All in all, this project was a challenge, but it worked out great. The instrument is back in use and playing well and I learned a ton in the process. My next project will be to figure out a routing jig to cut slots for carbon fibre rods in vintage guitar necks!
Hi Chris, glad to see you got that job done. The next one will be easier, and you can charge for it.
Also, I think it's great when somebody gets help from different contributors and then comes back and shows the outcome, thanks for that. Often, on other forums, somebody will get a number of suggestions all seem doable, but the person never comes back to show which path they took.
Here is a way I did some necks in the past that may help you design something for yourself. Somebody had put a rod in this neck and it did not work. I had to remove it and re-route for a rod I made myself. Worked fine.
Thanks Taffy! Love the pics. I'll be studying on those for sure.
Just a quick follow up for Taffy. Based on your pics and the Dan Erlewine video, I created a very rough set up of routing jigs and tried my first Carbon Rod inserts. As always, I learned a lot. This one has more than few blemishes, but I epoxied the rods in place so it would fill any gaps and make up for my shortcomings. I also learned the value of setting the jig to control the router from both sides!
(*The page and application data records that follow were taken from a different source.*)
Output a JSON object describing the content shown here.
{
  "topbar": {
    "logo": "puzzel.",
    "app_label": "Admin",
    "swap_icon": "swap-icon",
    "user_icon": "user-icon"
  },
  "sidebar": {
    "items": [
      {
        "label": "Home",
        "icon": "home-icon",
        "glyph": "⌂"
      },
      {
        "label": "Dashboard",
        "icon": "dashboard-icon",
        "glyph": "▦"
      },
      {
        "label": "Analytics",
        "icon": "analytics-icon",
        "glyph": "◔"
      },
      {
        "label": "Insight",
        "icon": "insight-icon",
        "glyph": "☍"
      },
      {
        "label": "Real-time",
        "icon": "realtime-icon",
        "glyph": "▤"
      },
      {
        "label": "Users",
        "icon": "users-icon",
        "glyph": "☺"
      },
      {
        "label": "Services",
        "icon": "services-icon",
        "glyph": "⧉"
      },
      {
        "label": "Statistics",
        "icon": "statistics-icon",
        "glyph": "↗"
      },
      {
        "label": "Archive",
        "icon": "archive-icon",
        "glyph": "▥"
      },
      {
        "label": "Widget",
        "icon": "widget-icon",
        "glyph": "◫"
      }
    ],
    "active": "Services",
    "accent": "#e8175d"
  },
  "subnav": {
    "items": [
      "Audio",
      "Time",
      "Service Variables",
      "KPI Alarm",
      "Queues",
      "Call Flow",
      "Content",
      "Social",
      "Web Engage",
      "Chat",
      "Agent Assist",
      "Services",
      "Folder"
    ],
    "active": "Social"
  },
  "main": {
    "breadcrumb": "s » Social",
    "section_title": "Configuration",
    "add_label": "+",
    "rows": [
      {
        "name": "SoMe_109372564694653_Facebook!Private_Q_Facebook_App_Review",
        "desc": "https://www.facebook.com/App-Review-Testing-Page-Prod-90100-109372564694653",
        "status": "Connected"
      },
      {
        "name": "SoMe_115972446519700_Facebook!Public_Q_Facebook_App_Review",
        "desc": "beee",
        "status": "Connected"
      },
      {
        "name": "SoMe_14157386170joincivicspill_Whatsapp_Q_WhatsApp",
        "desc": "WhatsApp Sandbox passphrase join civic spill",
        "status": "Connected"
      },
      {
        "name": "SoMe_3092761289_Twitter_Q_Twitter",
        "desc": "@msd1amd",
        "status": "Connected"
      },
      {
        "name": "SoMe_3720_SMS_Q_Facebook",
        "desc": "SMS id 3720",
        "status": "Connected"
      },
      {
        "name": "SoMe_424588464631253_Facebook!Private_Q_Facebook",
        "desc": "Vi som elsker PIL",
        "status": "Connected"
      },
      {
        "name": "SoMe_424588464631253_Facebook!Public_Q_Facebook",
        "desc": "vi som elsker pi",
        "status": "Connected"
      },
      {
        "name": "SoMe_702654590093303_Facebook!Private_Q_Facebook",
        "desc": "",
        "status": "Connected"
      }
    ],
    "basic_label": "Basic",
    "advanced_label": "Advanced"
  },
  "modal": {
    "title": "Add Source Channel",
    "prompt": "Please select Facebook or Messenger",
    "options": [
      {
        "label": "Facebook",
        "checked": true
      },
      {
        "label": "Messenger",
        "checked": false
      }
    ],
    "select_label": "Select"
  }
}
Thanks for the advice!
Hi Chris, "more than one way to skin a cat", as the saying goes. Well done, glad to help.